7. “Colly Strings” by Manchester Orchestra

Let me tell you a little bit about a song I’ve never gotten tired of, even after listening to it every single morning since early 2016. The song titled “Colly Strings” by Manchester Orchestra, from their first album, I’m Like A Virgin Losing a Child. The song is about the rocky start to a relationship. The lyrics are complex and reveal moments in a story, but never give the audience the full picture. This song has scenes. Though rather short, simple, and vague, they’re beautiful and reveal complicated moments: “A pity invitation to an awkward house / For pseudo-boy that would rather wear a blouse / I sincerely saw your skin for the very first time / My curly hair and a voting booth / Confessingly, this is the first time I’ve loved you / And God I mean it, God I mean it, I hope that I mean it.” That last line gets me every time. The singer, no matter how assuredly he admits his love, is still wavering, insecure even of his own feelings. He wants it to be true, but he can never be absolutely, 100% sure of the person he loves, which speaks to a deep truth about most relationships. No matter how amazing you think that person is, loving someone is always going to be a leap of faith. Even if you know they love you back, what if you don’t love them as much as they love you? Or you love them more? Andy Hull’s voice is what makes this song what it is. This is from Manchester’s first album, and you can absolutely tell. His voice is raw, but passionate.

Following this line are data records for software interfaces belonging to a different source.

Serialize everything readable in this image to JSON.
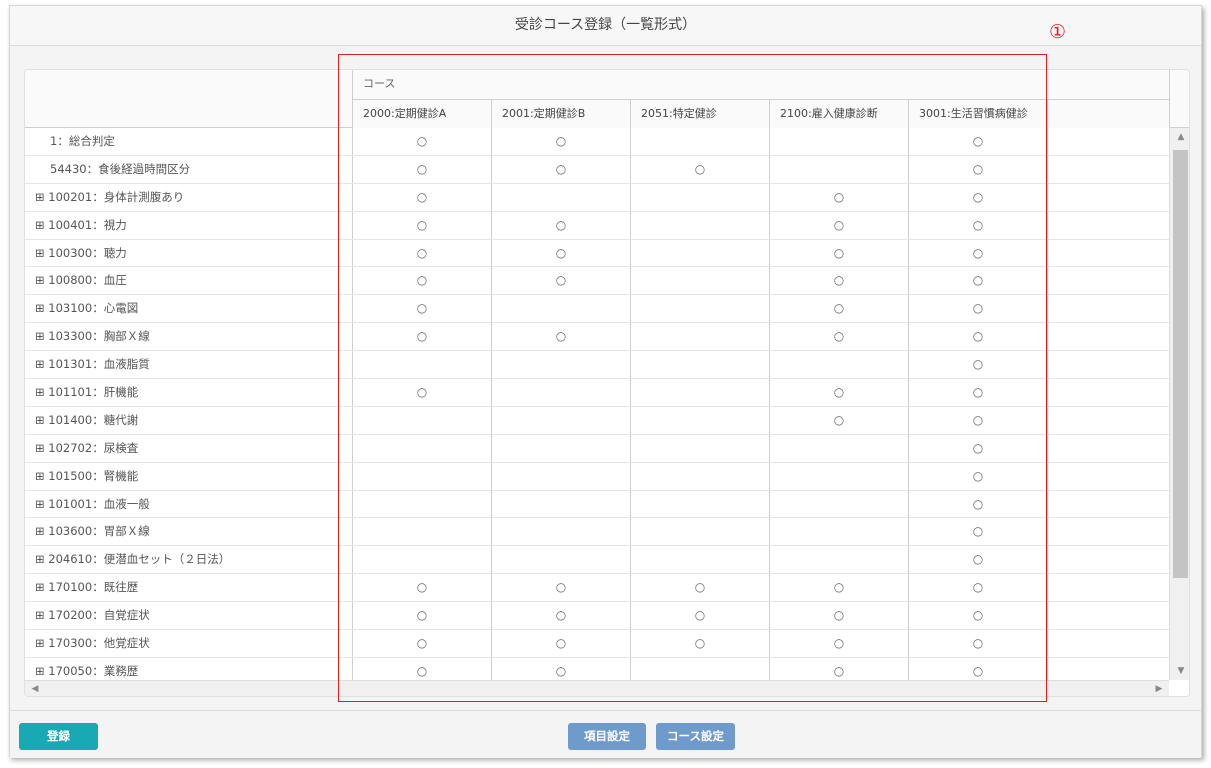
{
  "window": {
    "title": "受診コース登録（一覧形式）"
  },
  "annotation": {
    "marker": "①",
    "color": "#e02020"
  },
  "grid": {
    "group_header": "コース",
    "columns": [
      "2000:定期健診A",
      "2001:定期健診B",
      "2051:特定健診",
      "2100:雇入健康診断",
      "3001:生活習慣病健診"
    ],
    "check_mark": "○",
    "rows": [
      {
        "label": "1：総合判定",
        "expandable": false,
        "cells": [
          true,
          true,
          false,
          false,
          true
        ]
      },
      {
        "label": "54430：食後経過時間区分",
        "expandable": false,
        "cells": [
          true,
          true,
          true,
          false,
          true
        ]
      },
      {
        "label": "⊞ 100201：身体計測腹あり",
        "expandable": true,
        "cells": [
          true,
          false,
          false,
          true,
          true
        ]
      },
      {
        "label": "⊞ 100401：視力",
        "expandable": true,
        "cells": [
          true,
          true,
          false,
          true,
          true
        ]
      },
      {
        "label": "⊞ 100300：聴力",
        "expandable": true,
        "cells": [
          true,
          true,
          false,
          true,
          true
        ]
      },
      {
        "label": "⊞ 100800：血圧",
        "expandable": true,
        "cells": [
          true,
          true,
          false,
          true,
          true
        ]
      },
      {
        "label": "⊞ 103100：心電図",
        "expandable": true,
        "cells": [
          true,
          false,
          false,
          true,
          true
        ]
      },
      {
        "label": "⊞ 103300：胸部Ｘ線",
        "expandable": true,
        "cells": [
          true,
          true,
          false,
          true,
          true
        ]
      },
      {
        "label": "⊞ 101301：血液脂質",
        "expandable": true,
        "cells": [
          false,
          false,
          false,
          false,
          true
        ]
      },
      {
        "label": "⊞ 101101：肝機能",
        "expandable": true,
        "cells": [
          true,
          false,
          false,
          true,
          true
        ]
      },
      {
        "label": "⊞ 101400：糖代謝",
        "expandable": true,
        "cells": [
          false,
          false,
          false,
          true,
          true
        ]
      },
      {
        "label": "⊞ 102702：尿検査",
        "expandable": true,
        "cells": [
          false,
          false,
          false,
          false,
          true
        ]
      },
      {
        "label": "⊞ 101500：腎機能",
        "expandable": true,
        "cells": [
          false,
          false,
          false,
          false,
          true
        ]
      },
      {
        "label": "⊞ 101001：血液一般",
        "expandable": true,
        "cells": [
          false,
          false,
          false,
          false,
          true
        ]
      },
      {
        "label": "⊞ 103600：胃部Ｘ線",
        "expandable": true,
        "cells": [
          false,
          false,
          false,
          false,
          true
        ]
      },
      {
        "label": "⊞ 204610：便潜血セット（２日法）",
        "expandable": true,
        "cells": [
          false,
          false,
          false,
          false,
          true
        ]
      },
      {
        "label": "⊞ 170100：既往歴",
        "expandable": true,
        "cells": [
          true,
          true,
          true,
          true,
          true
        ]
      },
      {
        "label": "⊞ 170200：自覚症状",
        "expandable": true,
        "cells": [
          true,
          true,
          true,
          true,
          true
        ]
      },
      {
        "label": "⊞ 170300：他覚症状",
        "expandable": true,
        "cells": [
          true,
          true,
          true,
          true,
          true
        ]
      },
      {
        "label": "⊞ 170050：業務歴",
        "expandable": true,
        "cells": [
          true,
          true,
          false,
          true,
          true
        ]
      }
    ]
  },
  "footer": {
    "register_label": "登録",
    "item_settings_label": "項目設定",
    "course_settings_label": "コース設定"
  },
  "colors": {
    "register_button": "#18a9b5",
    "secondary_button": "#6f9bcc"
  },
  "scrollbar": {
    "up_icon": "triangle-up-icon",
    "down_icon": "triangle-down-icon"
  }
}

This song is about grief and hope, and it’s my favorite song, and I’ll probably sing it to you if you ask, but I think you’d be better off just listening to Manchester Orchestra’s version. – Sierra Stonebraker